The Great Levellers

by Kenneth Lyen

Education and death are said to be the great levellers.

In an ideal world, education is supposed to grant children from a disadvantaged background an equal opportunity to compete with those from a privileged one. It is therefore worrying when a country fails to maintain a fairness in their educational system, especially when the present government professes an ideology of ironing out social injustices.

The Sutton Trust in the United Kingdom has just published a report where they found that 45% of private pupils with an A and two Bs or better at A-level went to one of the UK's 13 highest-ranked universities. However, for equivalent state-educated teenagers the figure was only 26%. Universities were acting in the more privileged independent schools' "favour".

It is a worldwide observation that graduates from a country’s leading universities are more likely to have better social networks, better jobs and higher salaries. Hence a system that discriminates against those from a lower socioeconomic background leads to a potential waste of talent.

This is in the wake of the highly publicised Laura Spence affair, in which Oxford University rejected a student from a comprehensive (neighbourhood) school in Tyneside to study medicine and she went to Harvard instead. At that time, government ministers put pressure on elite institutions to admit more working class students.

It is not known where the problem arises. Is it because of the "old boy" network in which headmasters and teachers from independent school call up their buddies now in authoritative positions in the better universities? Is it during the admission interviews where students from a higher class family presents themselves with greater aplomb? Or is it just that independent schools provide their students with a better curriculum vitae especially when factors such as sporting prowess and other extracurricular activities count significantly in university applications? Or is it because universities have found that given equivalent O’level, A’level or International Baccalaureate scores, students from the privileged independent school students fare better in the university's internal exams, or contribute more to the university's social life?

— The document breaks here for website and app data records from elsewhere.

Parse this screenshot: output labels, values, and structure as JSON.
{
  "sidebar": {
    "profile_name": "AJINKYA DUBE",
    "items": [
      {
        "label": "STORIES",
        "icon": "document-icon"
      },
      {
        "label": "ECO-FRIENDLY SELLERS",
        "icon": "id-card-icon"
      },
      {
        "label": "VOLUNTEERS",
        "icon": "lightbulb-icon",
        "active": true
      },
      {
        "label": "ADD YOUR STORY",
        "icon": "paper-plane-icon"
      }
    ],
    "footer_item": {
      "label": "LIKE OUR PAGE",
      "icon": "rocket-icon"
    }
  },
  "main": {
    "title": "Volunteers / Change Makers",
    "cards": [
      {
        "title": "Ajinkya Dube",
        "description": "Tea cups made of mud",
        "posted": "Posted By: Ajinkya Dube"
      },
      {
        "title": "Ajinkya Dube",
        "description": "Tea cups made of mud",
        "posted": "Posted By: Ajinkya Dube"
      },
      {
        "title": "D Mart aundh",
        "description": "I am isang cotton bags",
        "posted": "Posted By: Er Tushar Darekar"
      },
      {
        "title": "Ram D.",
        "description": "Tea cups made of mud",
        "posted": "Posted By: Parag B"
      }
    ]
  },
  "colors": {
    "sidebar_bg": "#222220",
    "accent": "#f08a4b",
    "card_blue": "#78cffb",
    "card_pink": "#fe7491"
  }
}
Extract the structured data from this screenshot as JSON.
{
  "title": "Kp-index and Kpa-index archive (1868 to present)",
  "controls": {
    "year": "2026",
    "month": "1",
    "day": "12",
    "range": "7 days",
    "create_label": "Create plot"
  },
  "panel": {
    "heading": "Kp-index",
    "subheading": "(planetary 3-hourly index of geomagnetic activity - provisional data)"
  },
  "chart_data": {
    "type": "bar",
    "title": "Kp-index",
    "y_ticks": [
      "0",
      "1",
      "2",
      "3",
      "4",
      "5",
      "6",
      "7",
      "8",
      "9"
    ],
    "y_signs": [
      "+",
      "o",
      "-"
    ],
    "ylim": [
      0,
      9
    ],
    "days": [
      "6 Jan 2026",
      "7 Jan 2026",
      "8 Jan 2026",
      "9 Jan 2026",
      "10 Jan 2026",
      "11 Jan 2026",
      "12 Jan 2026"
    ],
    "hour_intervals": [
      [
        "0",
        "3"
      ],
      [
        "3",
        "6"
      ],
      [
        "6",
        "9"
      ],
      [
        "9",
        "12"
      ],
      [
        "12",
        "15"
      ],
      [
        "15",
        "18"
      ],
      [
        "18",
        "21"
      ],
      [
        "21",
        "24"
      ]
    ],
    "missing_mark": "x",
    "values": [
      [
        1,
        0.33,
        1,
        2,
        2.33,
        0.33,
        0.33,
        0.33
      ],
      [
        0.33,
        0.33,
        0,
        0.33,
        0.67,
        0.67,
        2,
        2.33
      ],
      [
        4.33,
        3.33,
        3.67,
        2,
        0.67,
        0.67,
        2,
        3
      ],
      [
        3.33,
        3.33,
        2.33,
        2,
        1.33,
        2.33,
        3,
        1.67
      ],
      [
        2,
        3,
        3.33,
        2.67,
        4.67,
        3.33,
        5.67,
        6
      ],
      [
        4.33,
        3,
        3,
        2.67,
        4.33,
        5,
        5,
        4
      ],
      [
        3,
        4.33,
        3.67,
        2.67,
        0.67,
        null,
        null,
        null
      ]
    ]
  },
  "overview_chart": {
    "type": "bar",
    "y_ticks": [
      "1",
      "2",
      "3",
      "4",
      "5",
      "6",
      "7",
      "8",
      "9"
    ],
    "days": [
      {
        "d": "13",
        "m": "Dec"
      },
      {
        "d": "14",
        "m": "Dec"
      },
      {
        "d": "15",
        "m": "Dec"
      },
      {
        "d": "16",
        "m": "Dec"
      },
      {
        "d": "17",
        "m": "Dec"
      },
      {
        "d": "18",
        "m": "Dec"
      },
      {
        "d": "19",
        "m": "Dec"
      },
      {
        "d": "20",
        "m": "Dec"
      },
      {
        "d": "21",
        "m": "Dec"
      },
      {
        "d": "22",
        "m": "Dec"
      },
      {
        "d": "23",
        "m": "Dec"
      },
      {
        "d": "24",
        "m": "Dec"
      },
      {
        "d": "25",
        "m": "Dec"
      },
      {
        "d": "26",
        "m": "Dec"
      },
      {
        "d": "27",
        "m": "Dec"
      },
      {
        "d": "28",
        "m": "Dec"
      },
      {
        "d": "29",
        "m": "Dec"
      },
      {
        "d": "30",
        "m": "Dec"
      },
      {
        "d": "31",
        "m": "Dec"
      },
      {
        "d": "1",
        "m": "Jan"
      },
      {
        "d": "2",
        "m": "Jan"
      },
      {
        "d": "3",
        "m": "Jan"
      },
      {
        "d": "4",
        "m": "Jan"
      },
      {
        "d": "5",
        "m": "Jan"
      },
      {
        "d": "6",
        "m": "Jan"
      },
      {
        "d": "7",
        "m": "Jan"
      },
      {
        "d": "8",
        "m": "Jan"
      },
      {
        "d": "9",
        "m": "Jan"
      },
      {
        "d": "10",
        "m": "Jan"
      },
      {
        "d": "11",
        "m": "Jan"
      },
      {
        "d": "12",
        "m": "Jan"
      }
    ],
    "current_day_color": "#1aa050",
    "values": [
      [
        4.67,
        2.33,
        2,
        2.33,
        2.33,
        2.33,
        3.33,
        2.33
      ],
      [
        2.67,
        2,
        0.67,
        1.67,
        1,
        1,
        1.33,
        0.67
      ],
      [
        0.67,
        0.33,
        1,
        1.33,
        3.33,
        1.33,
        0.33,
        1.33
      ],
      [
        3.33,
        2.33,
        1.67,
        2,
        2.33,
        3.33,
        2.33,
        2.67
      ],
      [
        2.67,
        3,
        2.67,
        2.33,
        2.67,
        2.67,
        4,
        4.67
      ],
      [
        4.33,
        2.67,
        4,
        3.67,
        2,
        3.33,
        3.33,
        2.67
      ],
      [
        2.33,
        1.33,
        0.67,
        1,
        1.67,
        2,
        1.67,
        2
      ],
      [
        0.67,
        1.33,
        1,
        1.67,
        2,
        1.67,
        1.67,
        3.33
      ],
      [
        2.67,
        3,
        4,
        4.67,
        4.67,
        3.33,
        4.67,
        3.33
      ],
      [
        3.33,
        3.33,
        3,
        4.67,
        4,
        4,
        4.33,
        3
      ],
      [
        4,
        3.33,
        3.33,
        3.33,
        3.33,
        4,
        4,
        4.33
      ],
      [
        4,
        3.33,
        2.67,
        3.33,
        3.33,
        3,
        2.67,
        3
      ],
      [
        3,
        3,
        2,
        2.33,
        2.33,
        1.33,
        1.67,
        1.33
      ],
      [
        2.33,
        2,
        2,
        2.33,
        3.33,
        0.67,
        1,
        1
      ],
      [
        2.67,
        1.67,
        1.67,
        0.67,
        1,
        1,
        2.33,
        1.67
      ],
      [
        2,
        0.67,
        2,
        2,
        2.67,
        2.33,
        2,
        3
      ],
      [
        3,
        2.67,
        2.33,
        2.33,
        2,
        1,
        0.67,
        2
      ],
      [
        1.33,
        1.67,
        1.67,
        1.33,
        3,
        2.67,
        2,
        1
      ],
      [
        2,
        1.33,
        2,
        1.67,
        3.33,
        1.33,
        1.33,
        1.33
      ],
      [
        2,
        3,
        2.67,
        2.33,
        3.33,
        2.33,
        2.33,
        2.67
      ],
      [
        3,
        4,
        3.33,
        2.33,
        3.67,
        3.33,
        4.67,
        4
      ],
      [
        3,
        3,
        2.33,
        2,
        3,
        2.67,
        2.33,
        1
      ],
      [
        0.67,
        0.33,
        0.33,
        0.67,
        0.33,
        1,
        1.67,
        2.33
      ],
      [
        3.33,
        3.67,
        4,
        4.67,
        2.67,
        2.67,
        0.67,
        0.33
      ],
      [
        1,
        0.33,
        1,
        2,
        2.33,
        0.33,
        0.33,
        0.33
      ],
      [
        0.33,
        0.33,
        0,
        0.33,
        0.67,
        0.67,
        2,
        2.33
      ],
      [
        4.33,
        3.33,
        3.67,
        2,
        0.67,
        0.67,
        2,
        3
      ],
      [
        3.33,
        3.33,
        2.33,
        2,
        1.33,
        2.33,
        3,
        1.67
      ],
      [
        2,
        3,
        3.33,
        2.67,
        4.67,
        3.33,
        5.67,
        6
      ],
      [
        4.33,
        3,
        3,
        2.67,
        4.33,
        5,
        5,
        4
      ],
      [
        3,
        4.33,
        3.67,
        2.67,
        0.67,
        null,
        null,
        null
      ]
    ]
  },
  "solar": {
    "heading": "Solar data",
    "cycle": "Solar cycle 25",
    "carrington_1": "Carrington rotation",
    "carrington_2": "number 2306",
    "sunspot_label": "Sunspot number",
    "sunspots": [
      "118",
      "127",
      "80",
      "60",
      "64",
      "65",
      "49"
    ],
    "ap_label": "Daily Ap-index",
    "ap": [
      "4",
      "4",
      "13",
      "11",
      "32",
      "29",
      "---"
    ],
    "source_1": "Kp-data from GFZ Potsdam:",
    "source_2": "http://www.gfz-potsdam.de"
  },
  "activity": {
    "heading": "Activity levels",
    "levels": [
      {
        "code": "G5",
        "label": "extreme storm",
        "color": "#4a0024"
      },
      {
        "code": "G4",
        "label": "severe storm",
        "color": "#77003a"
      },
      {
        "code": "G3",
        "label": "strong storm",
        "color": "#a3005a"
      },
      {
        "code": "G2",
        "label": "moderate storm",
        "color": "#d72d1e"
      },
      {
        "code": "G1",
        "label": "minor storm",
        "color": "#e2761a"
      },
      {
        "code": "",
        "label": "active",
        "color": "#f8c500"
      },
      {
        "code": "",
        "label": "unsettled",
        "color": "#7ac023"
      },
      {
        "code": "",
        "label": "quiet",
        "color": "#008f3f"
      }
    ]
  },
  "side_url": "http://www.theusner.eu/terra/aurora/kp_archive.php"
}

University admission is a complex process. Answers may never be found as to why there is an apparent discrimination against students from less privileged socioeconomic backgrounds. At least in the United Kingdom, there is an openness that allows for such debates to take place.